Silicon Laboratories is acquiring Norway’s Micro Micro AS, one of the first companies to develop 32-bit MCUs based on a licensed ARM-Cortex-M3 core with an emphasis on low-power and battery operated applications. Silicon Laboratories is trying to develop a critical mass in its pursuit of the wireless and embedded Internet of Things (IoT) market, which includes portable medical electronics.
Bluetooth low energy (BLE) is serving as a good connectivity model for e-health devices. It suits applications that send limited data and need to operate from very low power levels, like blood pressure monitors and pulse oximeters. Such e-health devices are more likely to operate at home or in a doctor’s office. But hospital and clinical settings involve larger volumes of data, and medical devices generally operate from larger batteries or an ac power source. That’s also the case for implantable devices like infusion pumps for delivering insulin to the pancreas. Here, Bluetooth is the correct communications choice.
It should be noted that the Bluetooth Smart communications protocol supports BLE but not the classic Bluetooth. The Bluetooth Smart Ready protocol is available to communicate with both BLE and classic Bluetooth, and it is already in use in many smart phones and tablets.

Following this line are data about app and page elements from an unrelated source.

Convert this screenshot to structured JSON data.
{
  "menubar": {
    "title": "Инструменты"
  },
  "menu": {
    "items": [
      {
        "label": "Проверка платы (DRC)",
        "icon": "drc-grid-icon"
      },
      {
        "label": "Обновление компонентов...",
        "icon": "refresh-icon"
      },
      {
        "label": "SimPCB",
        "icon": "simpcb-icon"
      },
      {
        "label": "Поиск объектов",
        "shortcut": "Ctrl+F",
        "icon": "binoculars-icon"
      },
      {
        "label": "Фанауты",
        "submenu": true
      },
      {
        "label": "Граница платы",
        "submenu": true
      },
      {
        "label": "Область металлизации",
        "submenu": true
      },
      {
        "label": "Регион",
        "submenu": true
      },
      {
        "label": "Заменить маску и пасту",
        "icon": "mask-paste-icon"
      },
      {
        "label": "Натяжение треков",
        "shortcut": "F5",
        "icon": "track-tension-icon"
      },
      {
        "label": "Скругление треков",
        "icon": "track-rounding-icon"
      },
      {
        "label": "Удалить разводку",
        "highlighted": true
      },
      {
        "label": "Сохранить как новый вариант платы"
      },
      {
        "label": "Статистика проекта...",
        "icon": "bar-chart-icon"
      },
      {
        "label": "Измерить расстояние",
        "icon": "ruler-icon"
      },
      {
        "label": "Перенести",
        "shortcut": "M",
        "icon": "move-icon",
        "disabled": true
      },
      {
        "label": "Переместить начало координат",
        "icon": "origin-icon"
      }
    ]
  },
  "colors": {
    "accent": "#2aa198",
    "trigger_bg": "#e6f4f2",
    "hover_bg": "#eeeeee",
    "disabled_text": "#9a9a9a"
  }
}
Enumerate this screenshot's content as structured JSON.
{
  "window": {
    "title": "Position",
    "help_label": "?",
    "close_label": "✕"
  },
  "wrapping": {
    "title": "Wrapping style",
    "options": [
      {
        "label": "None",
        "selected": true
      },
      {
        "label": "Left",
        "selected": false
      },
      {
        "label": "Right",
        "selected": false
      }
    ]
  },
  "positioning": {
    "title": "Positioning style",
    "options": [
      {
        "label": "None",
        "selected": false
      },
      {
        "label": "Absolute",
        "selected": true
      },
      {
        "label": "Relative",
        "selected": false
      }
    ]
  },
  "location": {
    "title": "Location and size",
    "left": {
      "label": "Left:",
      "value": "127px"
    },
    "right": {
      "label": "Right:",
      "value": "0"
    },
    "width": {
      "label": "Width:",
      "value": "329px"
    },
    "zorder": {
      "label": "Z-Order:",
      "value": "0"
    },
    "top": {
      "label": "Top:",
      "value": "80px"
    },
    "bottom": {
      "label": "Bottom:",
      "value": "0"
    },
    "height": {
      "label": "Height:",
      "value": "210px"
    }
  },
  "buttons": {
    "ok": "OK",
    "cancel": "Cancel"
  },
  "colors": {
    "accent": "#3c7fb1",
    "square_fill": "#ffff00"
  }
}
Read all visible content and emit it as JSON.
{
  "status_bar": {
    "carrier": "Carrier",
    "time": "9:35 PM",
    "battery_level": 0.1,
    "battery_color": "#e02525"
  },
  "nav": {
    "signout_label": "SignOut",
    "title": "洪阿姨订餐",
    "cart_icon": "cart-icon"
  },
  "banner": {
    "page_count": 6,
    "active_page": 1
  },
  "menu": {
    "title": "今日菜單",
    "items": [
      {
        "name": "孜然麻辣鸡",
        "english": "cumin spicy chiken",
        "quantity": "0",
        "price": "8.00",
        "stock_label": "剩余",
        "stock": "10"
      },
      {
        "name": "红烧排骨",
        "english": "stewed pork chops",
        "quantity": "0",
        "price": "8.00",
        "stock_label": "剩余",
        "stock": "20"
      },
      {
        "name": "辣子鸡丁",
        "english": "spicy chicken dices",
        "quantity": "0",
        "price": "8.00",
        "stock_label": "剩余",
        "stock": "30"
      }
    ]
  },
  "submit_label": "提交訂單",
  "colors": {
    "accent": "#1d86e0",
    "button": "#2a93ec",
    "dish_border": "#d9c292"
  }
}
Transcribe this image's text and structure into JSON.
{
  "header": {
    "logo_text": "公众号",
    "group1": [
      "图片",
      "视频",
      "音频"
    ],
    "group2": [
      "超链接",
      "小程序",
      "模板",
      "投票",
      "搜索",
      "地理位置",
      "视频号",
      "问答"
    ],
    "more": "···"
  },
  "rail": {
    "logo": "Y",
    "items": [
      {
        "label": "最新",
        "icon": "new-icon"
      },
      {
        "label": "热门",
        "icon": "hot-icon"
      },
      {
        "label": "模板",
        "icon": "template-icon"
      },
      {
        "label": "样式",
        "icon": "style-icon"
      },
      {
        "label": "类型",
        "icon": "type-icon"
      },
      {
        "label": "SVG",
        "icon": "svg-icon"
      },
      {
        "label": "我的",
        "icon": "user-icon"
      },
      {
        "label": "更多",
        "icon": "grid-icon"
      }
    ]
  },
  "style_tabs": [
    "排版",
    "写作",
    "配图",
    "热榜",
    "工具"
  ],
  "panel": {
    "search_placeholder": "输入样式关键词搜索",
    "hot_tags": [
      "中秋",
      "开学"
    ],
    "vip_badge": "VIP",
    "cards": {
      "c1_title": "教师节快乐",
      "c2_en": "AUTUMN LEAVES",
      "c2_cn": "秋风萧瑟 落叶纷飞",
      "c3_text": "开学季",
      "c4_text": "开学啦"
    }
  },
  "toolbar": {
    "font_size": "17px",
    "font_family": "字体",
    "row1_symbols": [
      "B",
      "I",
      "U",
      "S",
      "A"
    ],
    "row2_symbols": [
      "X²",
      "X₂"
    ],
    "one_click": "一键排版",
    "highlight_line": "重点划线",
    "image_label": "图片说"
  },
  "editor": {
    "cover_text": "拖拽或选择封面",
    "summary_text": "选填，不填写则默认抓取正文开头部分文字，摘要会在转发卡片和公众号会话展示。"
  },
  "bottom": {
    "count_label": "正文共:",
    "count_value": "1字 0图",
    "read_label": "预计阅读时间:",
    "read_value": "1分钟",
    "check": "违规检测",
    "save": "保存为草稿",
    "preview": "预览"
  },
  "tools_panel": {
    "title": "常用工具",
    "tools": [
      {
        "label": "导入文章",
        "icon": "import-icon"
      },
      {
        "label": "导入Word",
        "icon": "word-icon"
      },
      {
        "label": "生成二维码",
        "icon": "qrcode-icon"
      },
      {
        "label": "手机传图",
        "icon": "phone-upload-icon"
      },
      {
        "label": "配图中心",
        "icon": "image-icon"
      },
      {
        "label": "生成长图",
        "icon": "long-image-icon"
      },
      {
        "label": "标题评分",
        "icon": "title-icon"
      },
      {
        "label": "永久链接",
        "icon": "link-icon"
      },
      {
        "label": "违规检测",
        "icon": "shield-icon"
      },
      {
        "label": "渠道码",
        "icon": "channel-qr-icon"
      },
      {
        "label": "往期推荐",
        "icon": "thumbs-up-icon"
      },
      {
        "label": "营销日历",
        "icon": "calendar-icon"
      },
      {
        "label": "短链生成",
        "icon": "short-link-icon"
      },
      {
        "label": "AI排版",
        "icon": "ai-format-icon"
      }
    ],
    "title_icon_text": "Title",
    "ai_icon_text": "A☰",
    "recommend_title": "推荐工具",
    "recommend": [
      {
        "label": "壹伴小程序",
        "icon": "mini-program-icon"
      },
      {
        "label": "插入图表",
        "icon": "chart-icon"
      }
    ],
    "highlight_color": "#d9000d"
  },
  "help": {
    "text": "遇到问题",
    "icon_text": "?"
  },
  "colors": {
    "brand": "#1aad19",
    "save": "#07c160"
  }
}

“Our research has shown and all the information is indicating that BLE is the predominant one in the market now. Using BLE components adds a new level of functionality that enhances their power-saving capability,” says Chuck Parker, executive director of the Continua Alliance, a non-profit, open industry organization of more than 200 healthcare and technology companies worldwide collaborating to improve the quality of personal healthcare.
Parker also sees ZigBee as another communications protocol that offers us some capabilities in meshing networks. “It allows us to follow an individual through a home or through a relatively large-square-foot setting. Bluetooth simply can’t accomplish that. It’s got a 33-foot limit, whereas with ZigBee, with its meshing points, we can basically monitor the entire facility, whether it’s on a single floor or multiple floors,” he says.
Medical implants are omnipresent, and many are linked to home networks. According to Janus Bryzek, 600,000 of the 2.5 million medical implants like pacemakers and the like are alreadylinked via home networks for remote sensing and monitoring.
Medical implants such as insulin infusion pumps, cardiac pacemakers and defibrillators, drug pumps, and neuro-stimulators all can use Microsemi’s ultra-low-power medical implantable communication service (MICS). It connects the ZL70102 wireless RF transceiver chip in a module implanted in a patient’s body to a module within an external monitoring basestation (Fig. 5). MICS operates in the 402-MHz to 405-MHz band and consumes less than 6 mA in the transmit/receive modes, 290 nA in the listen before transmitting mode, and just 10 nA in the sleep mode. Micosemi’s ZL70321 implantable implantable radio module works with the ZL70102 and has an integrated matching network, a surface acoustic-wave (SAW) filter for unwanted blockers, and an extra low-noise amplifier for maximized receiver sensitivity.
Researchers at Switzerland’s Centre Suisse d’Electronique et de Microtechnique (CSEM) are working on the WISERBAN project for much smaller implantable medical devices that will feature smarter communications and consume less power. This project will develop an ultra-miniature wireless body area network (BAN) comprising a 2.4-GHz radio, a microprocessor for sensor data processing, and RF MEMS devices for improved radio performance, all within a 4- by 4- by 1-mm system-in-package (SiP) housing, and consuming just a few milliwatts. According to Vincent Peiris, section head of CSEM’s analog and IC design section and the project’s coordinator, the group is developing devices that are 50 times smaller and require 20 times less power than existing consumer products.